Cary also has an eventful episode, with a legitimate love interest in dance chaperone and drama teacher Jeremy (a very cute Daniel K. Isaac, of Billions). They have a lovely evening, giving Cary the true high-school romance that evaded him when he was playing straight in high school. Walking through the dimly-lit, empty hallways, standing onstage in the empty theater, looking out over the football field, Cary finally gets genuine connection and another dose of reality. Through Jeremy’s recounting of his own path, Cary finally begins to come to terms with his clichéd existence as a struggling actor waiting tables and hoping for a big break. Brooke, suddenly the show’s singular dispenser of sage advice, points out that Chase’s fame is the wave he can ride to get to where he wants to be. Cary also spends much of the episode evading a crush-obsessed student, Elijah (the enchanting Josie Totah — RIP Champions, your marketing failed you, but I will always love you), which is what sends him into Jeremy’s arms in the first place.

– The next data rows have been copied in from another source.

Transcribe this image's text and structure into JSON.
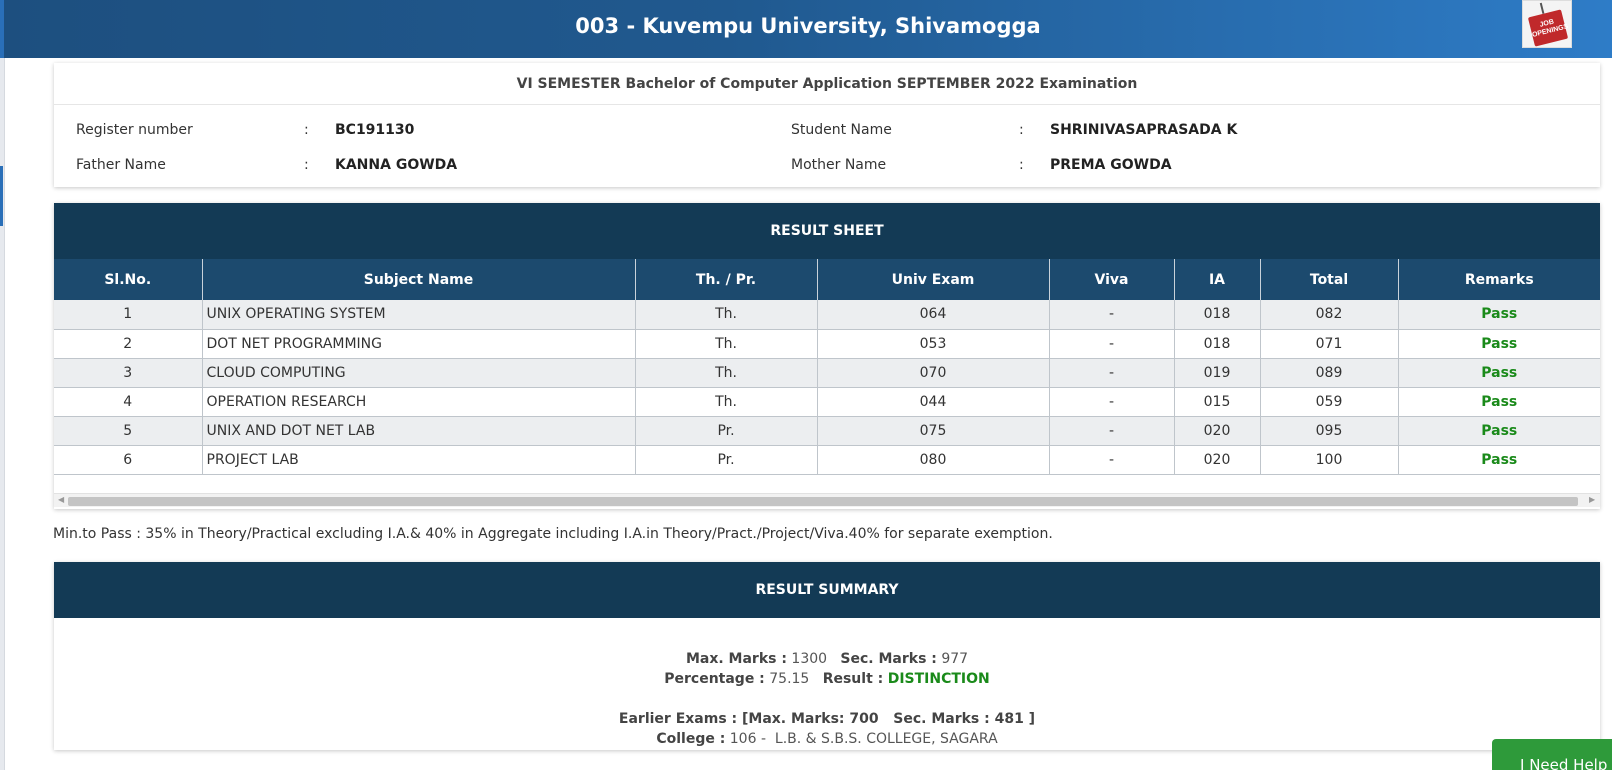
{
  "header": {
    "title": "003 - Kuvempu University, Shivamogga",
    "badge_text": "JOB OPENINGS"
  },
  "exam": {
    "title": "VI SEMESTER Bachelor of Computer Application SEPTEMBER 2022 Examination",
    "separator": ":",
    "register_label": "Register number",
    "register_value": "BC191130",
    "student_label": "Student Name",
    "student_value": "SHRINIVASAPRASADA K",
    "father_label": "Father Name",
    "father_value": "KANNA GOWDA",
    "mother_label": "Mother Name",
    "mother_value": "PREMA GOWDA"
  },
  "result_sheet": {
    "title": "RESULT SHEET",
    "columns": [
      "Sl.No.",
      "Subject Name",
      "Th. / Pr.",
      "Univ Exam",
      "Viva",
      "IA",
      "Total",
      "Remarks"
    ],
    "rows": [
      {
        "sl": "1",
        "subject": "UNIX OPERATING SYSTEM",
        "type": "Th.",
        "univ": "064",
        "viva": "-",
        "ia": "018",
        "total": "082",
        "remarks": "Pass"
      },
      {
        "sl": "2",
        "subject": "DOT NET PROGRAMMING",
        "type": "Th.",
        "univ": "053",
        "viva": "-",
        "ia": "018",
        "total": "071",
        "remarks": "Pass"
      },
      {
        "sl": "3",
        "subject": "CLOUD COMPUTING",
        "type": "Th.",
        "univ": "070",
        "viva": "-",
        "ia": "019",
        "total": "089",
        "remarks": "Pass"
      },
      {
        "sl": "4",
        "subject": "OPERATION RESEARCH",
        "type": "Th.",
        "univ": "044",
        "viva": "-",
        "ia": "015",
        "total": "059",
        "remarks": "Pass"
      },
      {
        "sl": "5",
        "subject": "UNIX AND DOT NET LAB",
        "type": "Pr.",
        "univ": "075",
        "viva": "-",
        "ia": "020",
        "total": "095",
        "remarks": "Pass"
      },
      {
        "sl": "6",
        "subject": "PROJECT LAB",
        "type": "Pr.",
        "univ": "080",
        "viva": "-",
        "ia": "020",
        "total": "100",
        "remarks": "Pass"
      }
    ]
  },
  "min_pass_note": "Min.to Pass : 35% in Theory/Practical excluding I.A.& 40% in Aggregate including I.A.in Theory/Pract./Project/Viva.40% for separate exemption.",
  "summary": {
    "title": "RESULT SUMMARY",
    "max_marks_label": "Max. Marks :",
    "max_marks_value": "1300",
    "sec_marks_label": "Sec. Marks :",
    "sec_marks_value": "977",
    "percentage_label": "Percentage :",
    "percentage_value": "75.15",
    "result_label": "Result :",
    "result_value": "DISTINCTION",
    "earlier_exams": "Earlier Exams : [Max. Marks: 700   Sec. Marks : 481 ]",
    "college_label": "College :",
    "college_value": "106 -  L.B. & S.B.S. COLLEGE, SAGARA"
  },
  "help_button": "I Need Help",
  "colors": {
    "header_start": "#1d4f7f",
    "header_end": "#2e7cc7",
    "section_head": "#133a55",
    "table_head": "#1c4a6e",
    "pass_green": "#1a8a1a",
    "help_green": "#2e9a3a"
  }
}
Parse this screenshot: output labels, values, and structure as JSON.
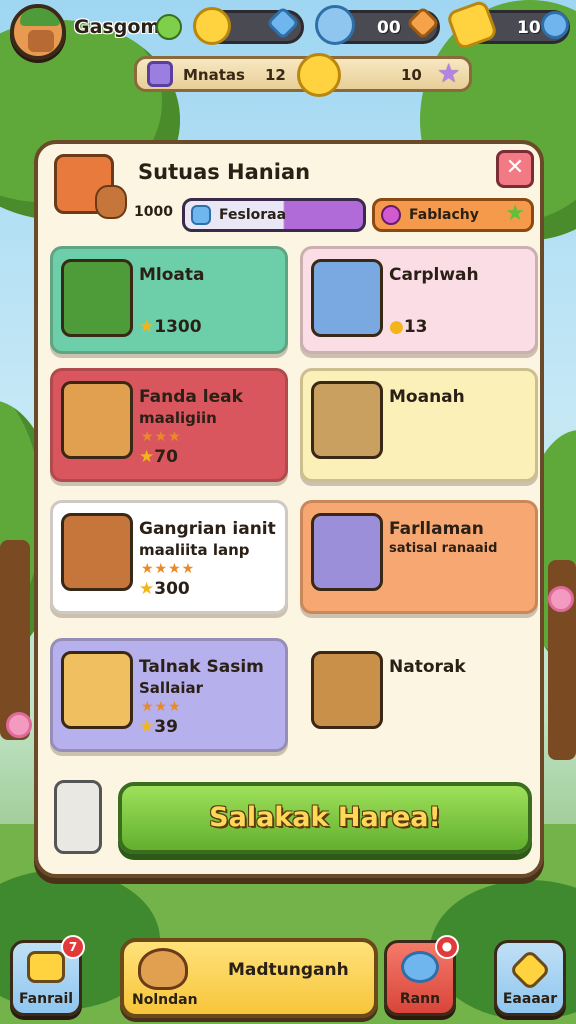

Brooke’s self-centered attitude finally comes in handy this episode, not only because of the stark contrast she’s forced to provide to Streeter’s malice. In realizing Chase has been all but robbed of his agency, and seeing Cary’s wincing reactions to the ways society has told him to live, she gives them both permission to be themselves, albeit abrasively. This lovely bit of character development not only redeems the episode, but also sets the stage for Cary and Brooke to enter the latter half of the season with wider potential and higher stakes.
The Other Two Cents
• Seriously you guys, why hasn’t Netflix brought back Champions for me specifically?
• Brooke and Streeter go head-to-head on everything, including the official hashtag for the event: #DreamDance vs #Chom (that’s “Chase” and “Prom” mashed together).
• Speaking of which, Streeter does end up making it to Lil Wayne’s party, with Lorraine as his ticket. Turns out she was good for something: Wayne’s Instagram posing with Streeter and Lorraine captioned “this lil dude wrinkly as hell. #chom.”
• Streeter’s choice for Chase’s merch: surge protectors. Again, funny in concept, pretty grating to watch.
• Love the cutaway to Rachel and Chase dancing in the roped-off section smack in the center of the dance floor.
• Lorraine got paid $10 for the gig, but it’s $5 after taxes, $4 after her agent, and $3 after her manager.
• Elijah’s list of men (presumably who have scorned them): Matt Bomer, Gus Kenworthy, and Antoni Porowski.
• The archetypes in Streeter’s boy band: the bad boy, the hot one, the pirate, the gay guy, the dud.
• The dance is “Old Hollywood”-themed, with posters for Love Actually, Knocked Up, and Anchorman. Only the classics!